Smith said she decided to go public about her own experience because, as she has engaged with the issue as a lawmaker and talked about it with more people, she felt she was leaving something important out of the conversation.

"It started to feel weird that I wasn't just saying, 'Hey, I'm relating to this personally,' " she said.

Politicians have not always been able to talk so freely about their own mental health. In 1972, vice presidential candidate Thomas Eagleton dropped off George McGovern's presidential ticket after it was revealed that Eagleton had been hospitalized several times for depression.

Smith was a teenager and a new college student the first time depression hit her. She had some therapy sessions with an on-campus counselor and learned coping mechanisms.

It swung back hard about two decades later. Smith said she returned to therapy, and a diagnostic test indicated depression. She first resisted the diagnosis, she said, but ultimately went on anti-depressants for about two years. She hasn't gone back on depression medication since, she said.

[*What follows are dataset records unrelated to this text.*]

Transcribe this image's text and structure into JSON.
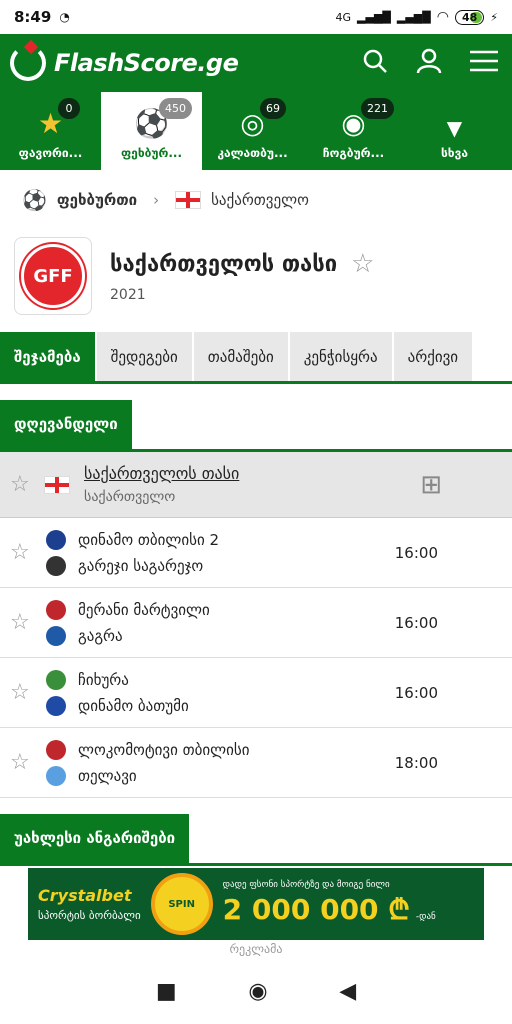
{
  "status_bar": {
    "time": "8:49",
    "network": "4G",
    "battery": "48"
  },
  "header": {
    "brand": "FlashScore.ge"
  },
  "sport_tabs": [
    {
      "label": "ფავორი...",
      "count": "0",
      "icon": "star-icon"
    },
    {
      "label": "ფეხბურ...",
      "count": "450",
      "icon": "soccer-ball-icon"
    },
    {
      "label": "კალათბუ...",
      "count": "69",
      "icon": "basketball-icon"
    },
    {
      "label": "ჩოგბურ...",
      "count": "221",
      "icon": "tennis-ball-icon"
    },
    {
      "label": "სხვა",
      "count": "",
      "icon": "chevron-down-icon"
    }
  ],
  "breadcrumb": {
    "sport": "ფეხბურთი",
    "country": "საქართველო"
  },
  "competition": {
    "title": "საქართველოს თასი",
    "year": "2021",
    "logo_text": "GFF"
  },
  "tabs": [
    "შეჯამება",
    "შედეგები",
    "თამაშები",
    "კენჭისყრა",
    "არქივი"
  ],
  "sections": {
    "today": "დღევანდელი",
    "latest_odds": "უახლესი ანგარიშები"
  },
  "league": {
    "name": "საქართველოს თასი",
    "country": "საქართველო"
  },
  "matches": [
    {
      "home": "დინამო თბილისი 2",
      "away": "გარეჯი საგარეჯო",
      "time": "16:00",
      "home_color": "#1c3f8f",
      "away_color": "#333333"
    },
    {
      "home": "მერანი მარტვილი",
      "away": "გაგრა",
      "time": "16:00",
      "home_color": "#c0272d",
      "away_color": "#1f5aa6"
    },
    {
      "home": "ჩიხურა",
      "away": "დინამო ბათუმი",
      "time": "16:00",
      "home_color": "#3a8f3a",
      "away_color": "#1f4aa6"
    },
    {
      "home": "ლოკომოტივი თბილისი",
      "away": "თელავი",
      "time": "18:00",
      "home_color": "#c0272d",
      "away_color": "#5aa0e0"
    }
  ],
  "ad": {
    "brand": "Crystalbet",
    "sub": "სპორტის ბორბალი",
    "headline": "დადე ფსონი სპორტზე და მოიგე ნილი",
    "amount": "2 000 000 ₾",
    "suffix": "-დან",
    "label": "რეკლამა"
  }
}
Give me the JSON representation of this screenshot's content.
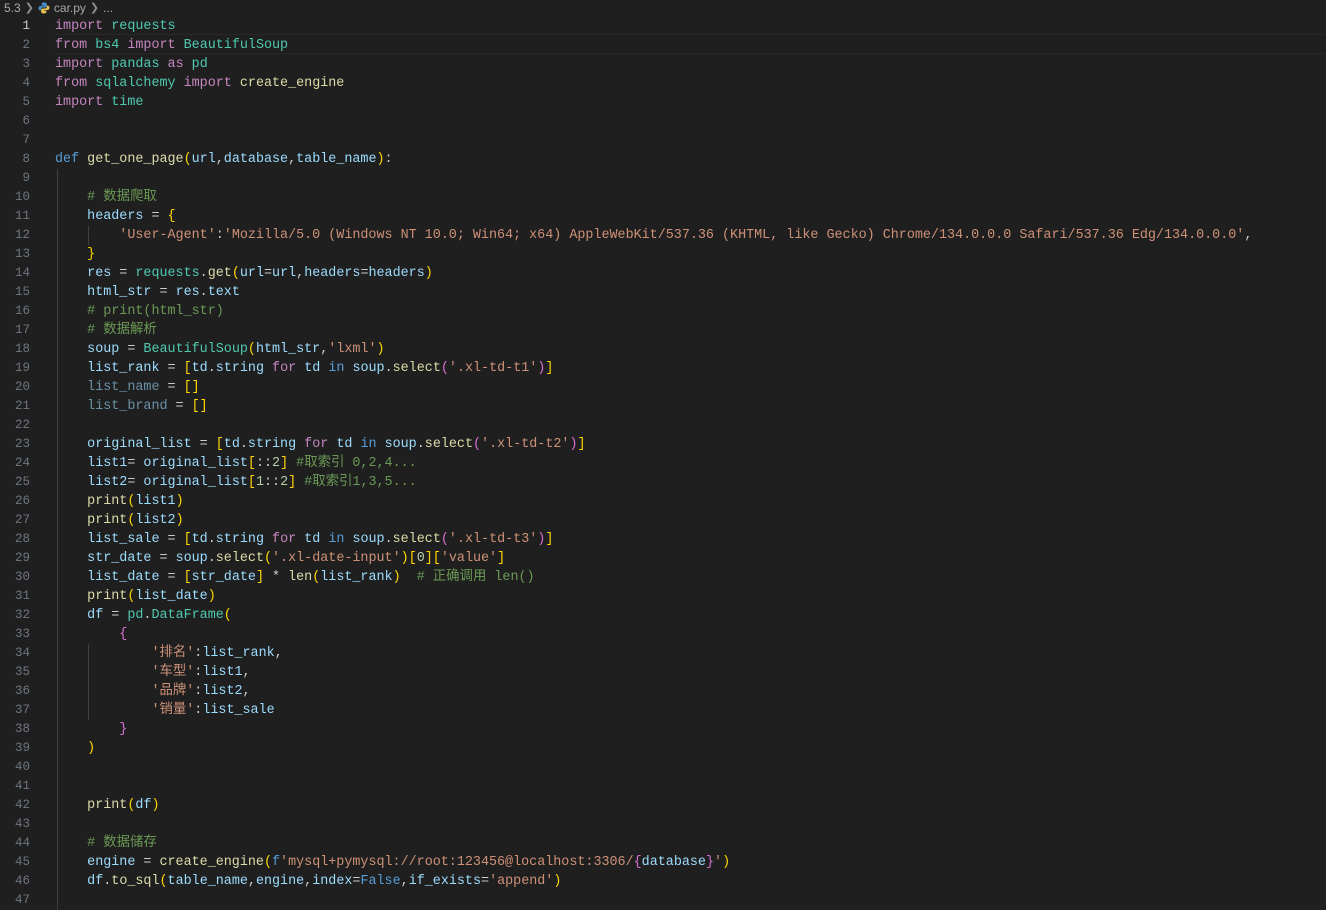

"I ask myself: What do I need to do to stay healthy? And I do that all the time," Smith said. "And it's stuff like meditation, making sure I get good exercise, all the things we know. With mental health, it's not like there's a box where you're healthy and another box where you've got a mental illness. You try to stay at the healthy end of the continuum, and watch as you move, and I've been able to do that."